    • Eliza Haywood,
    • "Love-Letters on All Occasions" (1730), in Alexander Pettit et al., eds, Fantomina and Other Works ()
  • Nothing can be more true, than that the greatest Boasters have the least of what they pretend to.

    • Eliza Haywood,
    • "Love-Letters on All Occasions" (1730), in Alexander Pettit et al., eds, Fantomina and Other Works ()
  • The jealous have but moments of Delight for years of Pain.

    • Eliza Haywood,
    • "Love-Letters on All Occasions" (1730), in Alexander Pettit et al., eds, Fantomina and Other Works ()
  • ... those Women who boast the Affections of their Admirers, have a greater share of Vanity than Love ...

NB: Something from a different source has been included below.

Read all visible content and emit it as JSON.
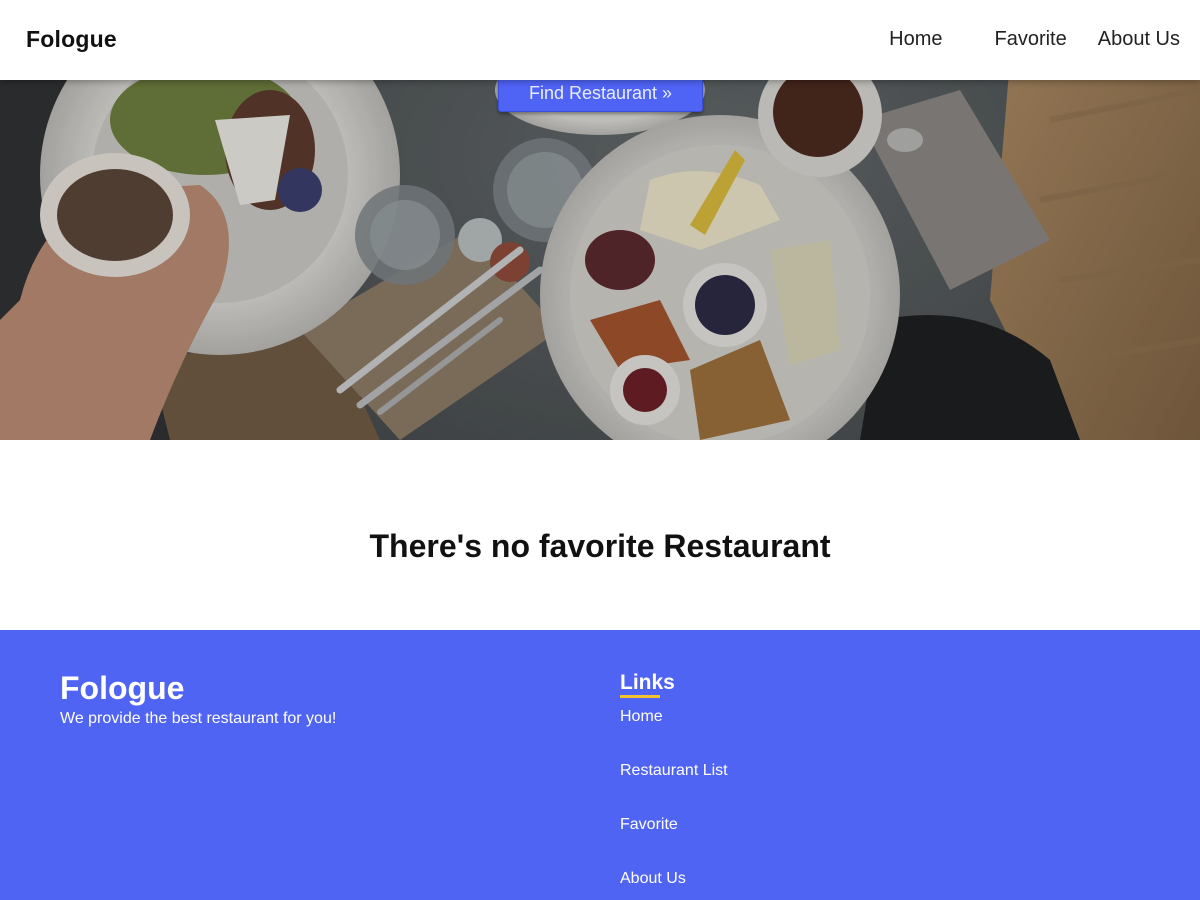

    • Eliza Haywood,
    • "Love-Letters on All Occasions" (1730), in Alexander Pettit et al., eds, Fantomina and Other Works ()
  • Marriage has in it all we can conceive of Heaven, when the Persons so united have but one Will to actuate them both, one Principle to direct them, and one Interest to follow. — With such the word Duty is of no force, they make it their Study to please each other, not so much because they ought to do so, as because it is a pleasure to themselves ...

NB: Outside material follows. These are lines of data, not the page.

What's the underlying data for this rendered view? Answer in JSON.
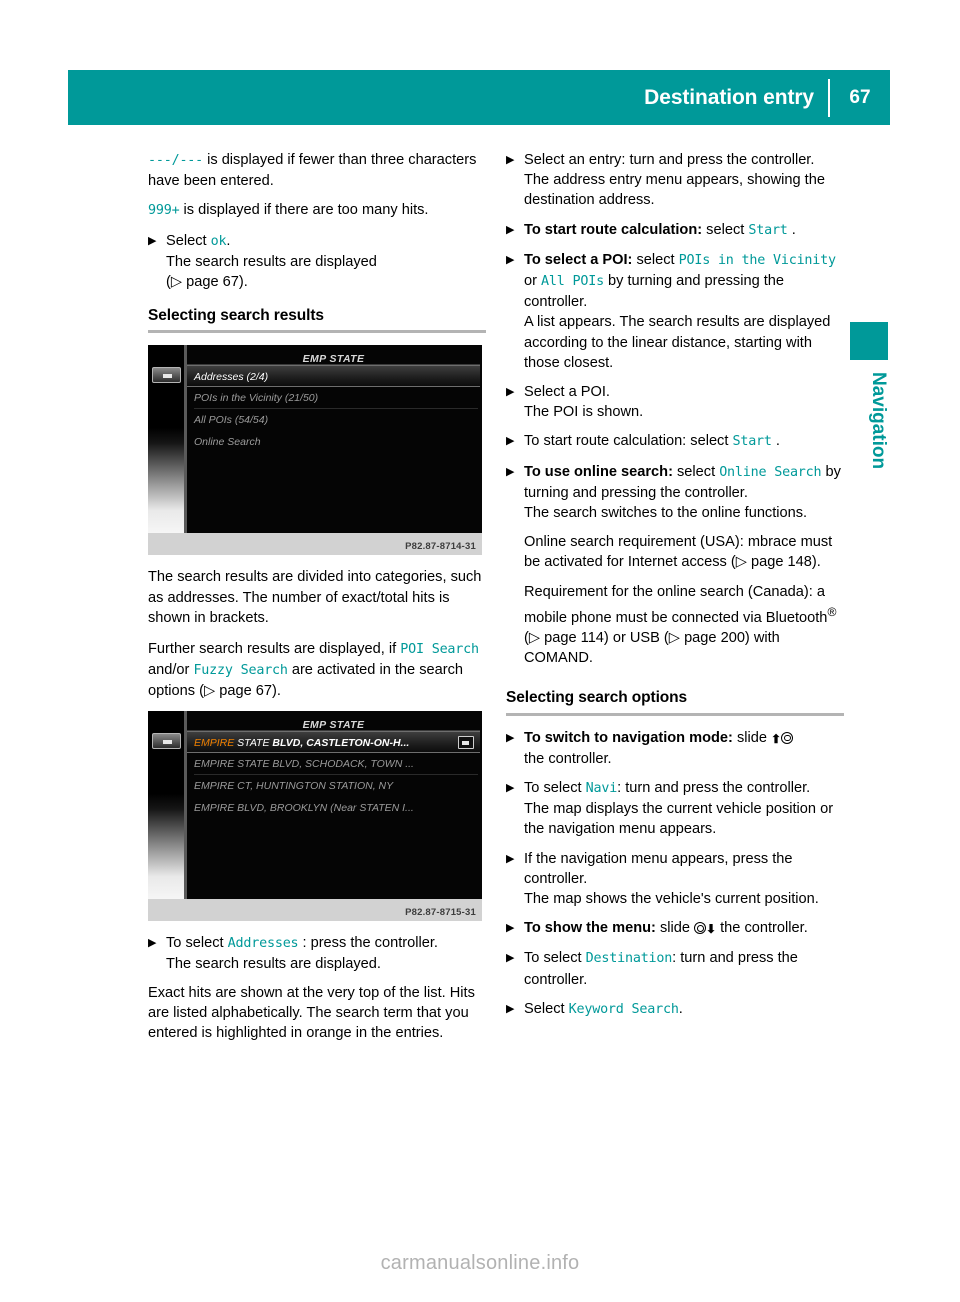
{
  "header": {
    "title": "Destination entry",
    "page_number": "67"
  },
  "side_tab": {
    "label": "Navigation"
  },
  "watermark": "carmanualsonline.info",
  "left_column": {
    "intro_dashes_code": "---/---",
    "intro_dashes_rest": " is displayed if fewer than three characters have been entered.",
    "intro_999_code": "999+",
    "intro_999_rest": " is displayed if there are too many hits.",
    "step_select_ok_pre": "Select ",
    "step_select_ok_code": "ok",
    "step_select_ok_post": ".",
    "step_select_ok_cont": "The search results are displayed",
    "step_select_ok_ref": "(▷ page 67).",
    "heading_results": "Selecting search results",
    "shot1": {
      "title": "EMP STATE",
      "rows": [
        "Addresses (2/4)",
        "POIs in the Vicinity (21/50)",
        "All POIs (54/54)",
        "Online Search"
      ],
      "selected_index": 0,
      "caption": "P82.87-8714-31"
    },
    "para_categories": "The search results are divided into categories, such as addresses. The number of exact/total hits is shown in brackets.",
    "para_further_1": "Further search results are displayed, if ",
    "para_further_code1": "POI Search",
    "para_further_2": " and/or ",
    "para_further_code2": "Fuzzy Search",
    "para_further_3": " are activated in the search options (▷ page 67).",
    "shot2": {
      "title": "EMP STATE",
      "rows": [
        {
          "highlight": "EMPIRE",
          "normal": " STATE ",
          "bold": "BLVD, CASTLETON-ON-H...",
          "badge": true
        },
        {
          "text": "EMPIRE STATE BLVD, SCHODACK, TOWN ..."
        },
        {
          "text": "EMPIRE CT, HUNTINGTON STATION, NY"
        },
        {
          "text": "EMPIRE BLVD, BROOKLYN (Near STATEN I..."
        }
      ],
      "caption": "P82.87-8715-31"
    },
    "step_addresses_pre": "To select ",
    "step_addresses_code": "Addresses",
    "step_addresses_post": " : press the controller.",
    "step_addresses_cont": "The search results are displayed.",
    "para_exact_hits": "Exact hits are shown at the very top of the list. Hits are listed alphabetically. The search term that you entered is highlighted in orange in the entries."
  },
  "right_column": {
    "step_select_entry": "Select an entry: turn and press the controller.",
    "step_select_entry_cont1": "The address entry menu appears, showing the destination address.",
    "step_route_bold": "To start route calculation:",
    "step_route_rest": " select ",
    "step_route_code": "Start",
    "step_route_post": " .",
    "step_poi_bold": "To select a POI:",
    "step_poi_rest": " select ",
    "step_poi_code1": "POIs in the Vicinity",
    "step_poi_or": " or ",
    "step_poi_code2": "All POIs",
    "step_poi_post": " by turning and pressing the controller.",
    "step_poi_cont": "A list appears. The search results are displayed according to the linear distance, starting with those closest.",
    "step_select_poi": "Select a POI.",
    "step_select_poi_cont": "The POI is shown.",
    "step_route2_pre": "To start route calculation: select ",
    "step_route2_code": "Start",
    "step_route2_post": " .",
    "step_online_bold": "To use online search:",
    "step_online_rest": " select ",
    "step_online_code": "Online Search",
    "step_online_post": " by turning and pressing the controller.",
    "step_online_cont1": "The search switches to the online functions.",
    "step_online_cont2": "Online search requirement (USA): mbrace must be activated for Internet access (▷ page 148).",
    "step_online_cont3_a": "Requirement for the online search (Canada): a mobile phone must be connected via Bluetooth",
    "step_online_cont3_sup": "®",
    "step_online_cont3_b": " (▷ page 114) or USB (▷ page 200) with COMAND.",
    "heading_options": "Selecting search options",
    "step_nav_bold": "To switch to navigation mode:",
    "step_nav_rest": " slide ",
    "step_nav_post": "",
    "step_nav_cont": "the controller.",
    "step_navi_pre": "To select ",
    "step_navi_code": "Navi",
    "step_navi_post": ": turn and press the controller.",
    "step_navi_cont": "The map displays the current vehicle position or the navigation menu appears.",
    "step_ifmenu": "If the navigation menu appears, press the controller.",
    "step_ifmenu_cont": "The map shows the vehicle's current position.",
    "step_showmenu_bold": "To show the menu:",
    "step_showmenu_rest": " slide ",
    "step_showmenu_post": " the controller.",
    "step_dest_pre": "To select ",
    "step_dest_code": "Destination",
    "step_dest_post": ": turn and press the controller.",
    "step_keyword_pre": "Select ",
    "step_keyword_code": "Keyword Search",
    "step_keyword_post": "."
  }
}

    • Eliza Haywood,
    • "Love-Letters on All Occasions" (1730), in Alexander Pettit et al., eds, Fantomina and Other Works ()
  • ... those who are unjust in one Thing, will be so in others ...

    • Eliza Haywood,
    • "Love-Letters on All Occasions" (1730), in Alexander Pettit et al., eds, Fantomina and Other Works ()
  • Laurels acquir'd in youth, in age decay, / Or by superior force are torn away, / To deck some new-made, hated, favourite's brow, / Who on the noble ruin great does grow.

    • Eliza Haywood,
    • in Alexander Dyce, ed., Specimens of British Poetesses ()

Eliza Haywood, English writer

(1693 - 1756)

 
Born: Elizabeth Fowler.